* _EXERCISE_:
Sift the listing for lines that hold the string "more" and pull them out.

* _EXCERPTED DATA_:
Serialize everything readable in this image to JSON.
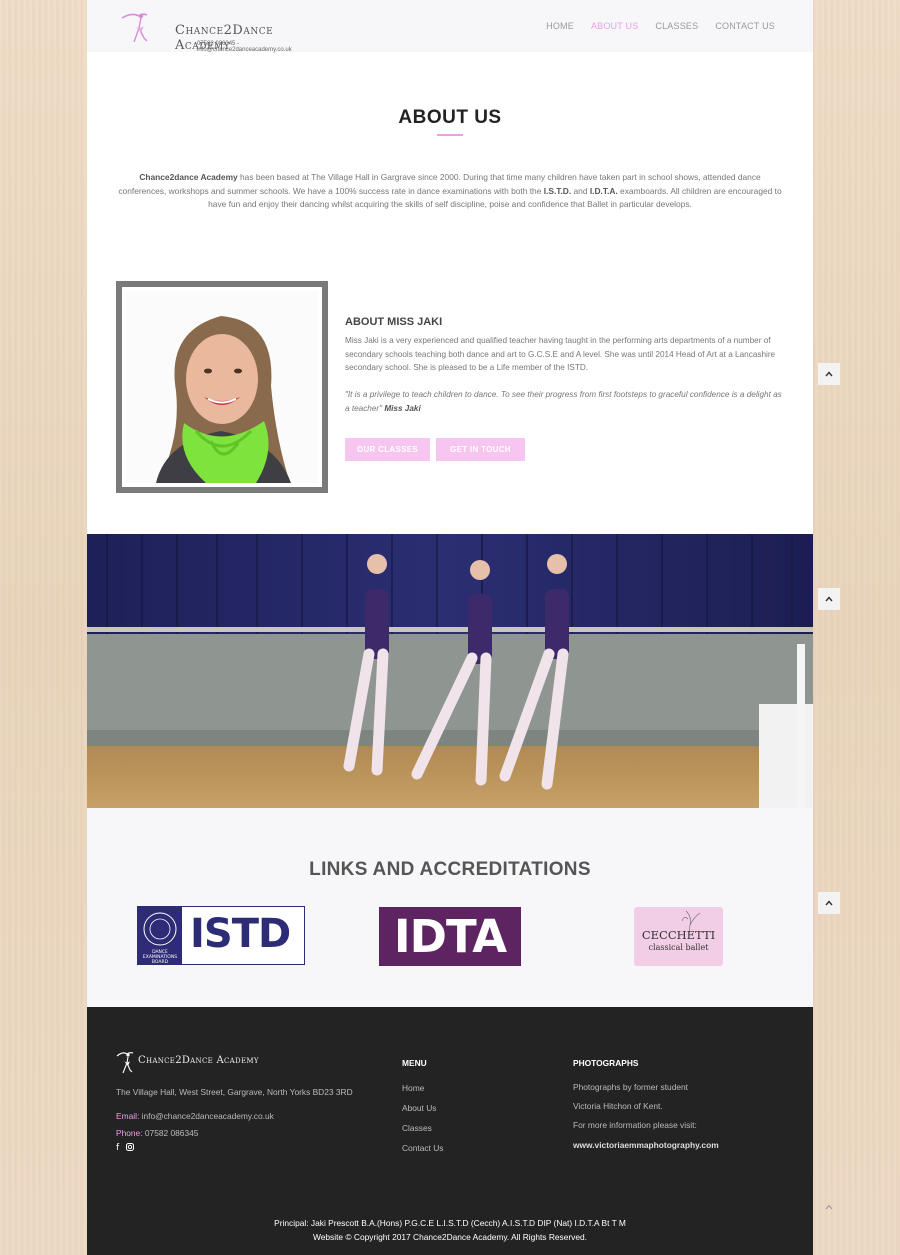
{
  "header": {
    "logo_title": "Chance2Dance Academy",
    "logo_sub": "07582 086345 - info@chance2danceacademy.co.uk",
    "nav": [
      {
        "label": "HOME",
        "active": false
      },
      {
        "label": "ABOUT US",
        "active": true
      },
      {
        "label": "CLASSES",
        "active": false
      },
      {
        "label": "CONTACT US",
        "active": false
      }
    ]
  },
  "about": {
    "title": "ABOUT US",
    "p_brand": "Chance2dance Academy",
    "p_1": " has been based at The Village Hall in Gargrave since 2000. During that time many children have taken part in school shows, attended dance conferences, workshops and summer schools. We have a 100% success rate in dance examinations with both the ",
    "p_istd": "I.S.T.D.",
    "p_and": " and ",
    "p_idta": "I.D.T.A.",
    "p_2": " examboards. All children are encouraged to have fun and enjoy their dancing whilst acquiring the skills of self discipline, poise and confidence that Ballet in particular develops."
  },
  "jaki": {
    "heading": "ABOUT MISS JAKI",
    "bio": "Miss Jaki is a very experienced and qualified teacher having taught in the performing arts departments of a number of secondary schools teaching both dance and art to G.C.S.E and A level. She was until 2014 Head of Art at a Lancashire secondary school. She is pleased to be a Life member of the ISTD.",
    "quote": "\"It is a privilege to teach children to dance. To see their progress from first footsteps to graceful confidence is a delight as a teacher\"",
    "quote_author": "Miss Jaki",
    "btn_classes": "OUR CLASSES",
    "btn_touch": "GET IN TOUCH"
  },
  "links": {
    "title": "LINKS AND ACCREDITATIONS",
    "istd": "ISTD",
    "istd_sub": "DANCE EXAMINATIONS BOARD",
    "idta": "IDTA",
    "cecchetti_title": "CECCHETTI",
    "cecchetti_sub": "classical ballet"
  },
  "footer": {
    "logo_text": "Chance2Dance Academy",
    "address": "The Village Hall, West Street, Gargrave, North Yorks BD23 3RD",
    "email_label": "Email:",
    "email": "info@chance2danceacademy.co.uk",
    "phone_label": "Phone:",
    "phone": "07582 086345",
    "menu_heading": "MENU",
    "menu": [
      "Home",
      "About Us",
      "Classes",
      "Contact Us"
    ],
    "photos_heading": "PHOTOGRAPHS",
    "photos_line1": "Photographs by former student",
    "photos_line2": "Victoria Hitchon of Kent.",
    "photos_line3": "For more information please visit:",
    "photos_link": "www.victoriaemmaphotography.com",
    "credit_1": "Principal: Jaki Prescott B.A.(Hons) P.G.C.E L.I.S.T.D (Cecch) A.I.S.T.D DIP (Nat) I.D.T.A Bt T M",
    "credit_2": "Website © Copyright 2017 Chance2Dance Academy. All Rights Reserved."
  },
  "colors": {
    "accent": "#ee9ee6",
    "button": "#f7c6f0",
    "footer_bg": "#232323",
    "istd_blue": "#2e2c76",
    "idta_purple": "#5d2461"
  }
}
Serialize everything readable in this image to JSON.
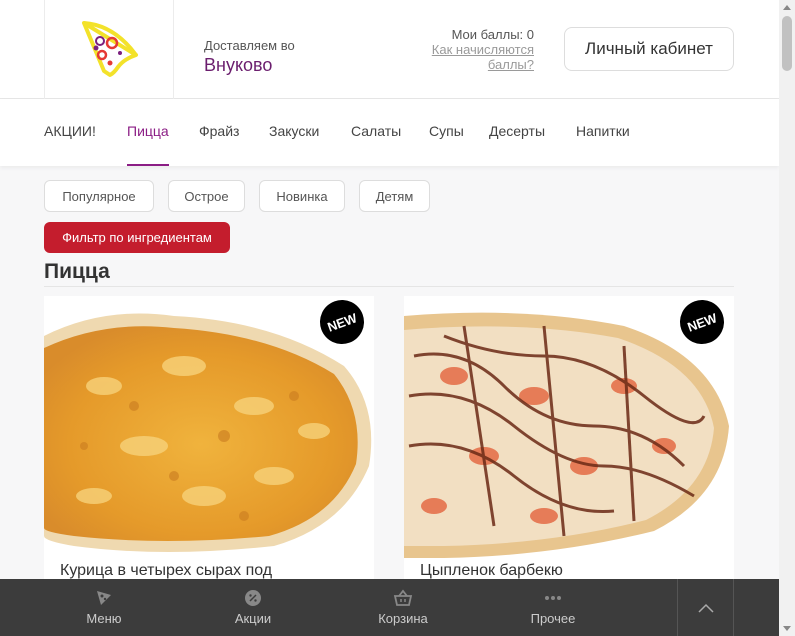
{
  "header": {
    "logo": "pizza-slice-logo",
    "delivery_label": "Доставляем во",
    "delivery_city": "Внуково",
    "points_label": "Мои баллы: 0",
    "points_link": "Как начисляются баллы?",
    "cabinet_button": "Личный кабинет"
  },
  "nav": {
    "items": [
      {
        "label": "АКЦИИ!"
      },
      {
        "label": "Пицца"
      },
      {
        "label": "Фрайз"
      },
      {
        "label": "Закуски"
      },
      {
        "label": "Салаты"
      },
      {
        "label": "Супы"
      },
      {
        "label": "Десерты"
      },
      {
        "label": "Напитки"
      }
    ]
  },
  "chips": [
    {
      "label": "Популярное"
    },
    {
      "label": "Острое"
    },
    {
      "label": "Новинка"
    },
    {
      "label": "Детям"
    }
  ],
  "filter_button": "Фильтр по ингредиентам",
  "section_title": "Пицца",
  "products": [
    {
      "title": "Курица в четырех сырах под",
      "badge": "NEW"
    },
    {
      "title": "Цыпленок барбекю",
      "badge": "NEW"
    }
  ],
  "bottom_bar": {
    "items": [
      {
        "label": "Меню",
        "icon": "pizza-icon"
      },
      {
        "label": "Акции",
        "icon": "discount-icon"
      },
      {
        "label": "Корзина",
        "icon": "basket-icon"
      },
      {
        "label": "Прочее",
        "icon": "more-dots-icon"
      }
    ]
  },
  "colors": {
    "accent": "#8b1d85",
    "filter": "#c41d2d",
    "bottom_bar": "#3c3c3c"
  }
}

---

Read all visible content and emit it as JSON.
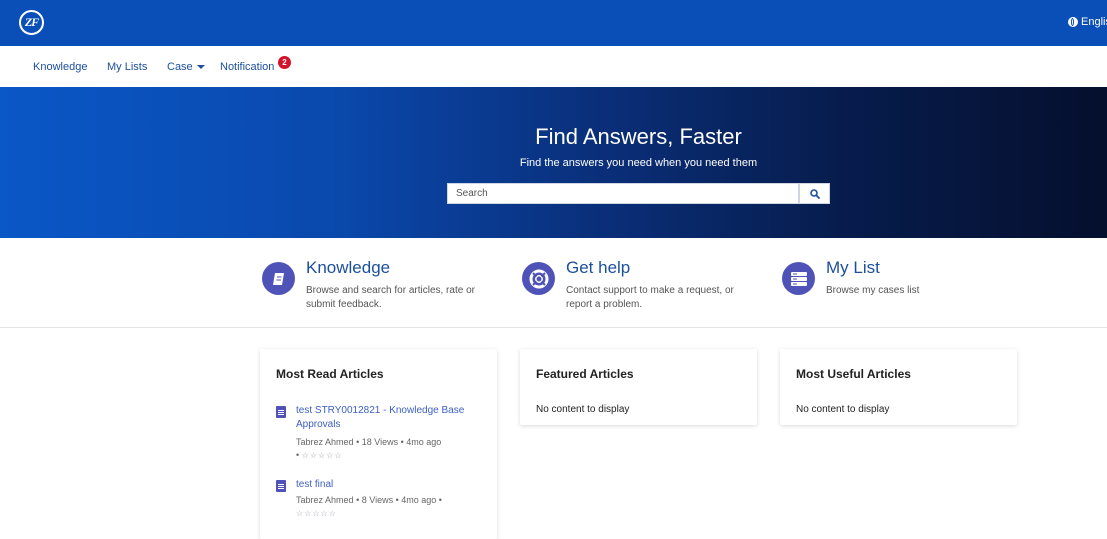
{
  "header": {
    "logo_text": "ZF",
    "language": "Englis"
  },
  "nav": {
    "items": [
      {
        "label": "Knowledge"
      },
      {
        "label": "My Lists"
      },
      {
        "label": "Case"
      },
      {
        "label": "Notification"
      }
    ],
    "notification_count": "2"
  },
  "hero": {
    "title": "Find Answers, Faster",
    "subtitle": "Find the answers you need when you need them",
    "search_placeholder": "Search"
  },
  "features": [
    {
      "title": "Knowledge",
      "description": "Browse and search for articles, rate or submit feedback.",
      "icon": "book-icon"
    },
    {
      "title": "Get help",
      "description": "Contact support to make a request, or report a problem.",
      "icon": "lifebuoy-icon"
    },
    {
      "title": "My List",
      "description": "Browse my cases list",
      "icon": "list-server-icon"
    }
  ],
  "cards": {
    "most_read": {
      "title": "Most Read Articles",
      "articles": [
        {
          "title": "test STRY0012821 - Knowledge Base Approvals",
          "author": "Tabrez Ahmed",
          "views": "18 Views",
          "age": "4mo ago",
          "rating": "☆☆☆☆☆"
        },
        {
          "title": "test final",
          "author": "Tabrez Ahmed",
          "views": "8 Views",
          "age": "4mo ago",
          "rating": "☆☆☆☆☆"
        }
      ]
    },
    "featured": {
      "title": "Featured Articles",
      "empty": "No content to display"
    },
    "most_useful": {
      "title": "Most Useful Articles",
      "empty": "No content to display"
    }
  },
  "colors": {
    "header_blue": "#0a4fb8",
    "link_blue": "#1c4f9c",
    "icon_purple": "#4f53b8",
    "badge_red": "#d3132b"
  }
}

* _RESULT OF THIS TASK_:
    "photos_line3": "For more information please visit:",
        "icon": "more-dots-icon"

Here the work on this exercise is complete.